MWC16 Facebook's Mark Zuckerberg appeared on stage at Samsung's launch for the Galaxy S7 and S7 Edge, proclaiming VR the new social platform; but is that enough to make S7 more than just this year's slightly faster Galaxy?
Facebook acquired Oculus VR in 2014, and its technology is used in Samsung's Gear VR, a headset which works in conjunction with Galaxy devices (Note 5, S6 or higher) to enable a 3D experience.
At Samsung's S7 launch there was a Gear VR on every seat; yet aside from a couple of whizzy demoes they were put to little use, adding to the impression that putting on bulky headsets for the sake of a more immersive experience has little purpose for most of us.
The actual smartphone, Samsung's Galaxy S7 Edge
The Gear VR has been out since November 2015 and has not made a dramatic impact, but Samsung and Facebook are betting that will change. In particular, Samsung also announced the Gear 360 camera, set for availability in the second quarter of 2016, a small spherical affair with dual fisheye lenses, able to capture 3840 x 1920 video or 30MP still images.

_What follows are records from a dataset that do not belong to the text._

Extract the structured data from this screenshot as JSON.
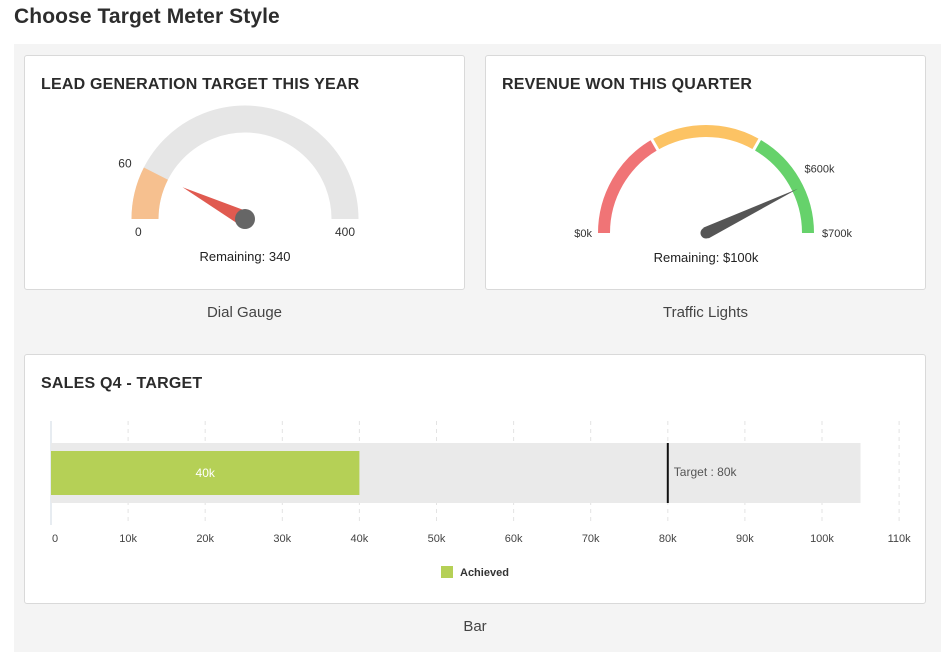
{
  "page": {
    "title": "Choose Target Meter Style"
  },
  "cards": {
    "dial": {
      "title": "LEAD GENERATION TARGET THIS YEAR",
      "min_label": "0",
      "max_label": "400",
      "value_label": "60",
      "remaining": "Remaining: 340",
      "caption": "Dial Gauge",
      "min": 0,
      "max": 400,
      "value": 60,
      "colors": {
        "fill": "#f6c08f",
        "track": "#e6e6e6",
        "needle": "#e05a50",
        "hub": "#666666"
      }
    },
    "traffic": {
      "title": "REVENUE WON THIS QUARTER",
      "min_label": "$0k",
      "max_label": "$700k",
      "value_label": "$600k",
      "remaining": "Remaining: $100k",
      "caption": "Traffic Lights",
      "min": 0,
      "max": 700,
      "value": 600,
      "bands": [
        {
          "from": 0,
          "to": 233,
          "color": "#f07476"
        },
        {
          "from": 233,
          "to": 466,
          "color": "#fcc364"
        },
        {
          "from": 466,
          "to": 700,
          "color": "#66d26b"
        }
      ],
      "colors": {
        "needle": "#555555"
      }
    },
    "bar": {
      "title": "SALES Q4 - TARGET",
      "caption": "Bar",
      "achieved_label": "40k",
      "target_label": "Target : 80k",
      "legend": "Achieved",
      "ticks": [
        "0",
        "10k",
        "20k",
        "30k",
        "40k",
        "50k",
        "60k",
        "70k",
        "80k",
        "90k",
        "100k",
        "110k"
      ],
      "colors": {
        "achieved": "#b5d056",
        "track": "#eaeaea",
        "target": "#111111"
      }
    }
  },
  "chart_data": [
    {
      "type": "gauge",
      "title": "LEAD GENERATION TARGET THIS YEAR",
      "min": 0,
      "max": 400,
      "value": 60
    },
    {
      "type": "gauge",
      "title": "REVENUE WON THIS QUARTER",
      "min": 0,
      "max": 700,
      "value": 600,
      "unit": "$k"
    },
    {
      "type": "bar",
      "title": "SALES Q4 - TARGET",
      "series": [
        {
          "name": "Achieved",
          "values": [
            40
          ]
        }
      ],
      "target": 80,
      "track_max": 105,
      "xlim": [
        0,
        110
      ],
      "unit": "k"
    }
  ]
}
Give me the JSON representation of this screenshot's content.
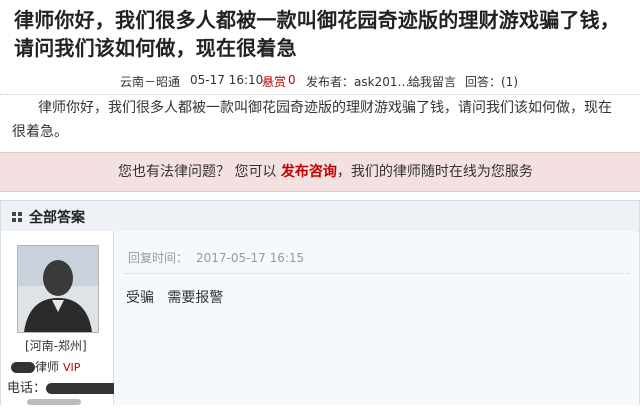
{
  "question": {
    "title": "律师你好，我们很多人都被一款叫御花园奇迹版的理财游戏骗了钱，请问我们该如何做，现在很着急",
    "location": "云南－昭通",
    "date": "05-17 16:10",
    "reward_label": "悬赏",
    "reward_value": "0",
    "publisher": "发布者：ask201……",
    "reply_link": "给我留言",
    "answers_count": "回答：(1)",
    "body": "律师你好，我们很多人都被一款叫御花园奇迹版的理财游戏骗了钱，请问我们该如何做，现在很着急。"
  },
  "banner": {
    "prefix": "您也有法律问题？ 您可以",
    "highlight": "发布咨询",
    "suffix": "，我们的律师随时在线为您服务"
  },
  "answers_section": {
    "title": "全部答案"
  },
  "answer": {
    "lawyer": {
      "region": "[河南-郑州]",
      "title": "律师",
      "vip": "VIP",
      "phone_label": "电话："
    },
    "reply_time_label": "回复时间：",
    "reply_time": "2017-05-17 16:15",
    "reply_text": "受骗   需要报警"
  },
  "icons": {
    "answers_header": "grid-icon",
    "avatar": "lawyer-avatar-photo"
  },
  "colors": {
    "accent_red": "#c00000",
    "banner_bg": "#f3e0e0",
    "header_bg": "#eef2f6",
    "reply_bg": "#f5f9fc"
  }
}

The idea is that you can make your own content for viewing on the Gear VR or uploading to Facebook.
Bemused attendees trying out VR at the Samsung Galaxy S7 launch (Pic: Facebook)
The Gear VR will also support streaming 360 video from Facebook. "In the future, VR will enable even more types of connection — like the ability for friends who live in different parts of the world to spend time together and feel like they’re really there with each other," says Facebook's press release. "VR is the most social platform," insisted Zuckerberg at the Galaxy launch.
Samsung is also promoting the Gear VR by bundling it free with the Galaxy S7 if you pre-order, which you can do from 23 February 2016, with availability from March 11. Prices are not yet announced.
Few people will buy an S7 or S7 Edge for VR though. What is it like as a smartphone? The answer is a more refined, faster S6. The S7 runs Android 6.0 Marshmallow with a quad core 2.15GHz processor, 4GB RAM and 32GB storage. Unlike the S6, it also has a MicroSD slot for up to 200GB additional storage. Fast-charging and a 3000 mAh or 3600 mAh (Edge) battery will keep your S7 running. It is also IP68 water resistant, which means it can survive being submerged in 1.5 metres (5ft) of water for 30 minutes, says Samsung.
Samsung's Gear 360 camera
Cameras are 12MP rear and 5MP front, but that does not tell the whole story. Samsung has bumped the rear lens to F 1.7 and is using dual-pixel sensors to optimize the camera for fast focus and low-light optimization.
Both the 5.1" S7 and the 5.5" S7 Edge have super AMOLED 2560 x 1440 displays, giving the Edge slightly lower pixel density, not that you are likely to notice. The Edge is also distinguished by a wrap-around screen as seen on the S6. The displays on the S7 series are "always on", though they are smart enough to go dark when in your pocket, and you can customise the lock screen.
Perhaps the most impressive aspect of the S7 is its video performance. Samsung says the GPU is around 60 per cent faster than that in the S6, but this is further enhanced by the newly released Vulkan graphics API which allows low-level hardware access and multi-core optimization. Tim Sweeney from Epic games came on stage in Barcelona, claiming in effect four times faster graphics from the combination of Vulkan and the S7 GPU.
Samsung Pay is coming to more countries including the UK, the company also announced. The S7 supports both NFC and MST (Magnetic Secure Transmission), and includes a fingerprint scanner.
The Galaxy S7 and S7 Edge improve on the S6 for sure, but by enough for Samsung to grow its high-end market versus not only Apple, but also countless good-enough devices also coming to market? That is the question, and it is doubtful that VR features are enough to make the difference.®